# WHAT IS BEING ASKED
For the entries that follow, say how many lines hold the string "title", with nothing else in the reply.

[Element data from apps and pages]
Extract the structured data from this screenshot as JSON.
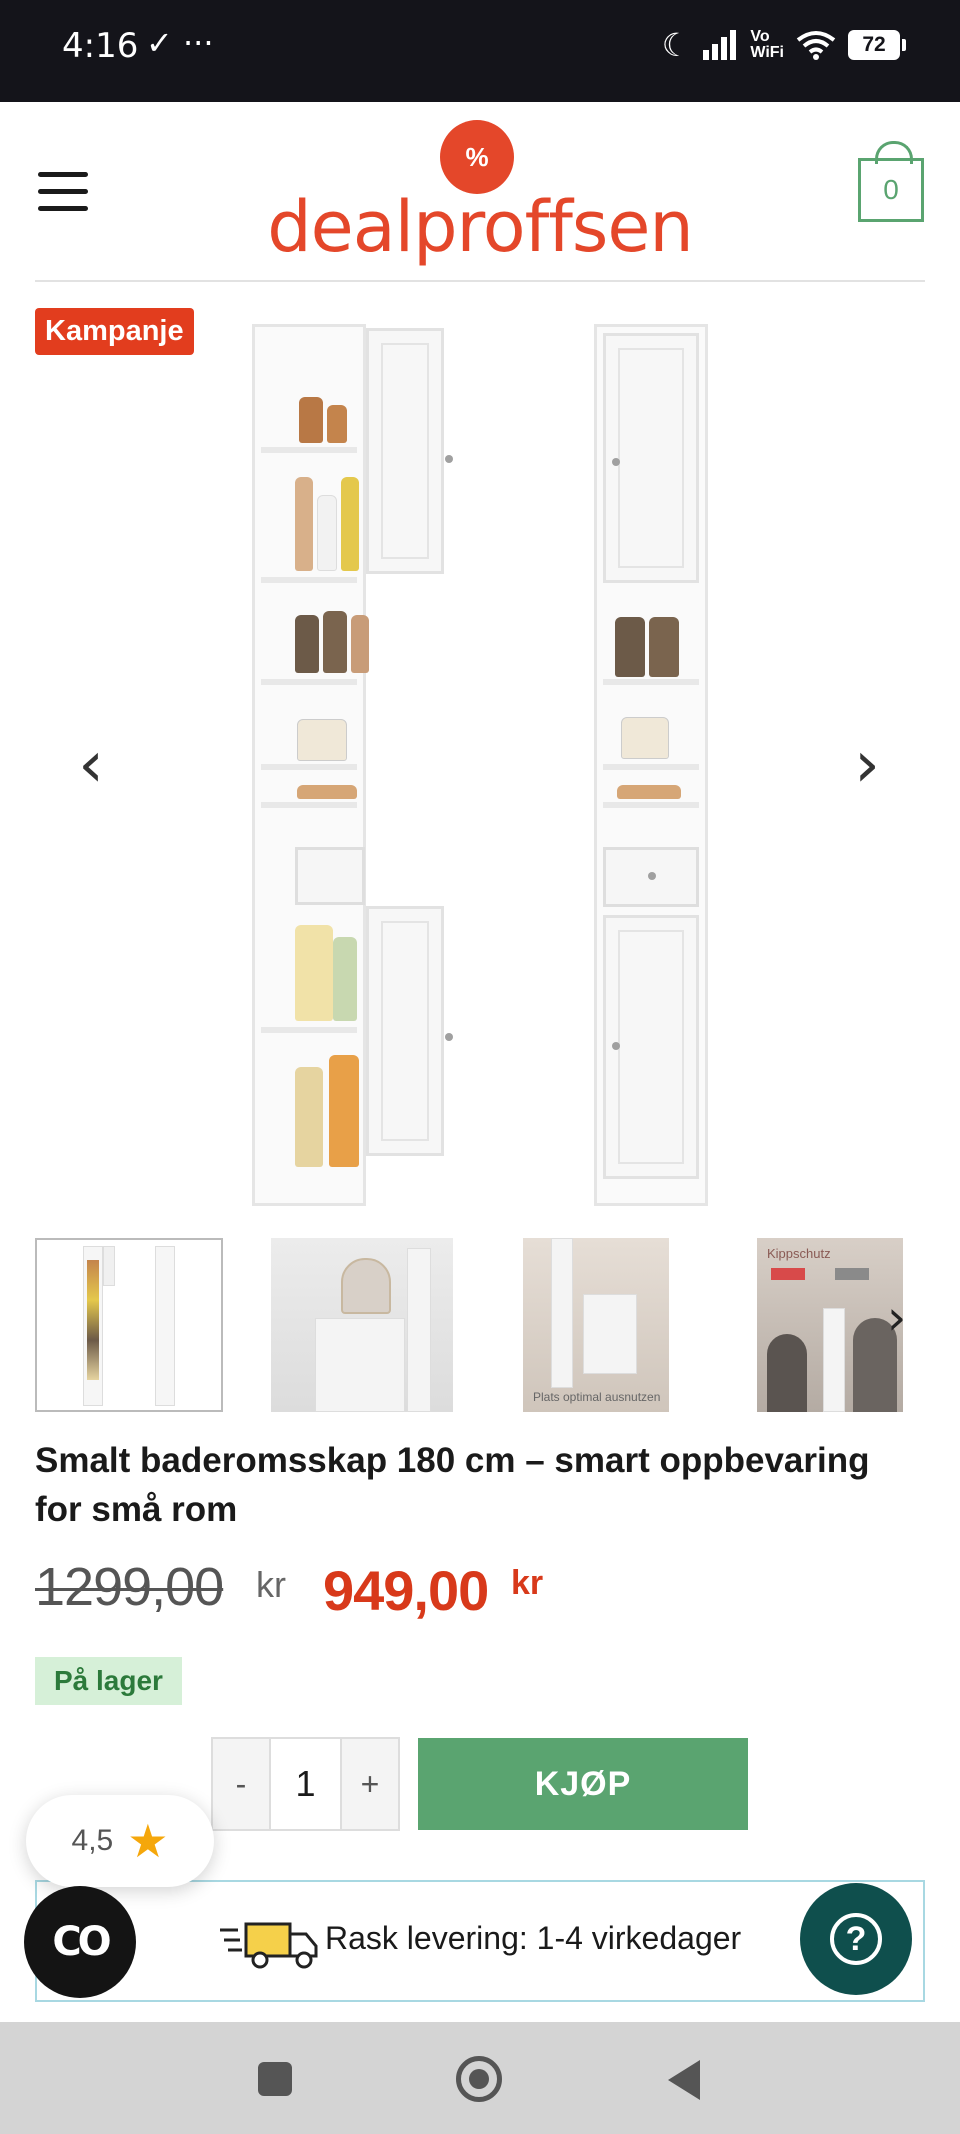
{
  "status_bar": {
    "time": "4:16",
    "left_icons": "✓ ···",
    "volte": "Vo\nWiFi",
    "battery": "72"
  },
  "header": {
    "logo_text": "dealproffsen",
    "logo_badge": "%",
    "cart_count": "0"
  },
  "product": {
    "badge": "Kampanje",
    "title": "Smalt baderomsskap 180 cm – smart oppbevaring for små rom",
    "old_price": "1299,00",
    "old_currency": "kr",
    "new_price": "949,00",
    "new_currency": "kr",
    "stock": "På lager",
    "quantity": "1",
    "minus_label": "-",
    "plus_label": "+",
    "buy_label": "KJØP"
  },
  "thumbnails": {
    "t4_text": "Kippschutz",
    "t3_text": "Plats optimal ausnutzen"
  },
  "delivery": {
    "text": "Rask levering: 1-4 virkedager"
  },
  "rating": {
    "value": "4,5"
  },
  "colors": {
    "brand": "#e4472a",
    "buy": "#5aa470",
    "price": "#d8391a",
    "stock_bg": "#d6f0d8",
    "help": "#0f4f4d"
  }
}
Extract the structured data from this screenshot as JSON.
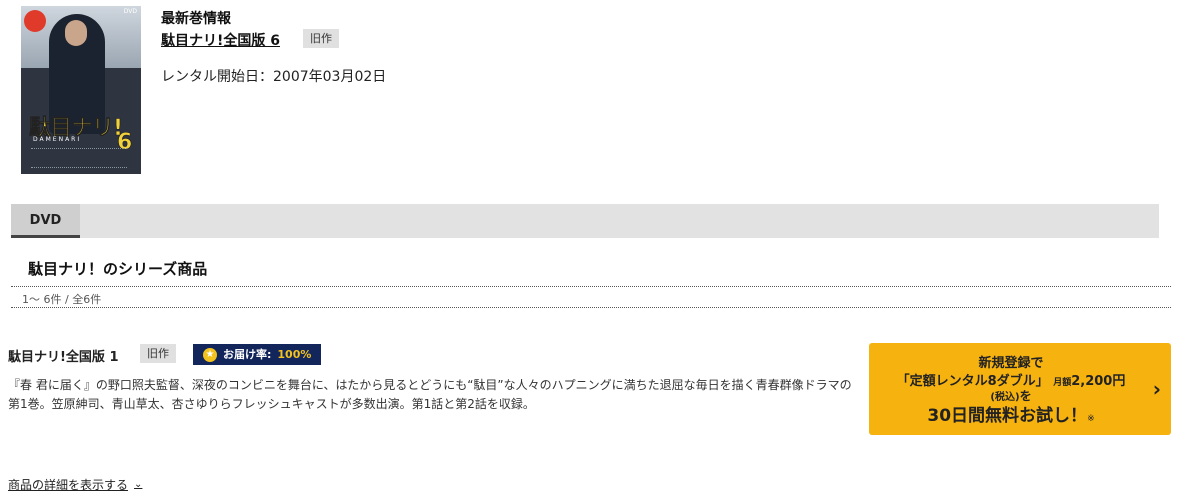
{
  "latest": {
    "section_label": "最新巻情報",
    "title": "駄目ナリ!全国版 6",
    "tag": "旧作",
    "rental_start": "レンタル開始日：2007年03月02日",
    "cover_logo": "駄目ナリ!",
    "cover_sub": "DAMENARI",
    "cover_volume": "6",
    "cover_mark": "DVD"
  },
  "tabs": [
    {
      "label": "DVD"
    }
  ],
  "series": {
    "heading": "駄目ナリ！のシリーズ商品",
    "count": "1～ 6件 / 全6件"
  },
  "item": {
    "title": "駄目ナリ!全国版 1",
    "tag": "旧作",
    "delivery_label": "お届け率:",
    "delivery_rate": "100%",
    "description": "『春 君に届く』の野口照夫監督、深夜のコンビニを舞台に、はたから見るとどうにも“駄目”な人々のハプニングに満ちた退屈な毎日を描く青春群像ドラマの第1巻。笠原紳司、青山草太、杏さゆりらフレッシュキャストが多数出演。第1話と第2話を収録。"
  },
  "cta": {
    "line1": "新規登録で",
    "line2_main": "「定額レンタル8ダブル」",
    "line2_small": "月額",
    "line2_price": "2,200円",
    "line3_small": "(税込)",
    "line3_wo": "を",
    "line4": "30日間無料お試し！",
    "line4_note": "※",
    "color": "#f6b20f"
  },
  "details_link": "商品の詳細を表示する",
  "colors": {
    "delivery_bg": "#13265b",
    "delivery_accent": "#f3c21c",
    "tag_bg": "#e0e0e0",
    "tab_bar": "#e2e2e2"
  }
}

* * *

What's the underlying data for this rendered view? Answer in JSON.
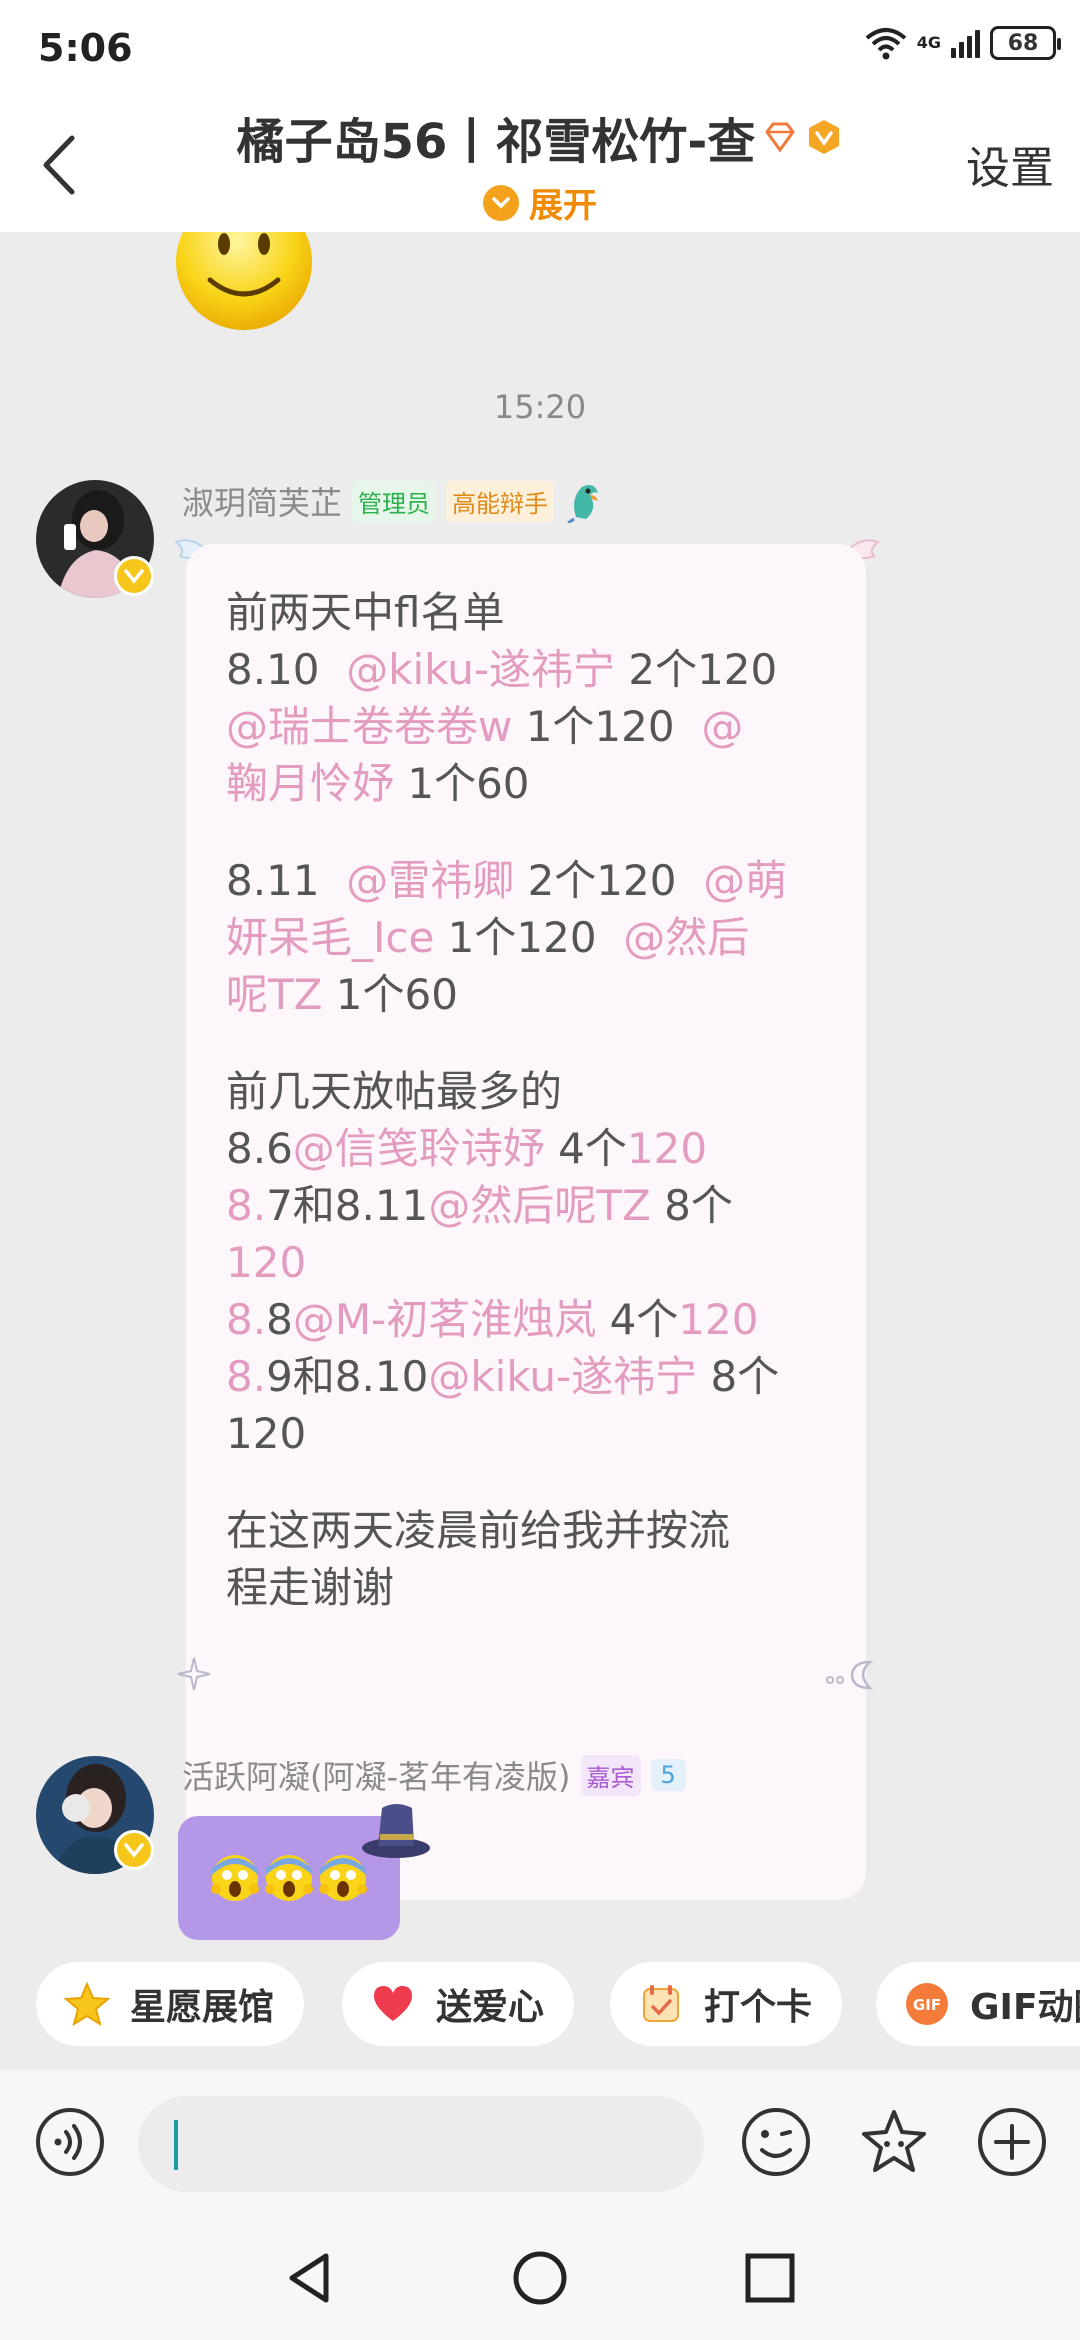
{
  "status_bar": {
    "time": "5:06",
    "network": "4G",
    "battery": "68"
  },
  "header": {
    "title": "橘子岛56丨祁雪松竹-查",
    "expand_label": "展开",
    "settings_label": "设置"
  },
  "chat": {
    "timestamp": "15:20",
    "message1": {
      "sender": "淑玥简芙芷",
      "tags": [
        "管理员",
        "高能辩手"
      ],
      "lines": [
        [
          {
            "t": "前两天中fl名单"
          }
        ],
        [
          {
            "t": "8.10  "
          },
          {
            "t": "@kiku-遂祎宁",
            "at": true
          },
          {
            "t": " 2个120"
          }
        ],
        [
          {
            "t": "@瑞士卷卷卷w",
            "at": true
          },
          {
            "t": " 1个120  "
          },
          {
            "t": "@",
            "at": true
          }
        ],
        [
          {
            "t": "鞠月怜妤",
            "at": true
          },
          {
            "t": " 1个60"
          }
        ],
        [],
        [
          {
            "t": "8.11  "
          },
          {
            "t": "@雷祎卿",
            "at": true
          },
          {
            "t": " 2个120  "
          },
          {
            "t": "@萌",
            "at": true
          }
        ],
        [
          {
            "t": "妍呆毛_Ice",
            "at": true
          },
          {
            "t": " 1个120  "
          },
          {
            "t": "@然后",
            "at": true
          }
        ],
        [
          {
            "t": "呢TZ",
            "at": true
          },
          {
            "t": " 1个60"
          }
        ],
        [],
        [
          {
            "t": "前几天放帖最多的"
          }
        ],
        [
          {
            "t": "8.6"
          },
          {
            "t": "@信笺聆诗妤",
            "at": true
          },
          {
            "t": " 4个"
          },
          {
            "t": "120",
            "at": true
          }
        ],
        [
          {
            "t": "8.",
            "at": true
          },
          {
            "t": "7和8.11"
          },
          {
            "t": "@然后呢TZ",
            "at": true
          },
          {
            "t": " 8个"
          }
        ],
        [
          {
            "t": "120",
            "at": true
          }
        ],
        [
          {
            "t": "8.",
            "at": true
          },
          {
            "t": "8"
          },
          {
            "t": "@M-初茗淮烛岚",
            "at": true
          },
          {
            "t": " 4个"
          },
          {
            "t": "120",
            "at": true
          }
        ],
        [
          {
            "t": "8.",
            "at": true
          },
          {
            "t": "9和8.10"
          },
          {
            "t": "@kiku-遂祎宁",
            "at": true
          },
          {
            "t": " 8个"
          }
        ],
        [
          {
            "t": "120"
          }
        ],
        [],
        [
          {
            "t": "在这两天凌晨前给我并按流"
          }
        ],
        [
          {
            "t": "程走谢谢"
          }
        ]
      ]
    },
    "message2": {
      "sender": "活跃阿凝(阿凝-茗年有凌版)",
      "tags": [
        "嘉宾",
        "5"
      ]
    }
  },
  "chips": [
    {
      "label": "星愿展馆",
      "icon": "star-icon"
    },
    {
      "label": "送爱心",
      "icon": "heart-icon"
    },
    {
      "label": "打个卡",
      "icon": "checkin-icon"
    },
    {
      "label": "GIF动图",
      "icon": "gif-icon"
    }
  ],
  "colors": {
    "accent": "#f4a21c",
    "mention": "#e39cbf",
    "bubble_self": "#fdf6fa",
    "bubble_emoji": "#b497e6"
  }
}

# PROBLEM SOLUTION
4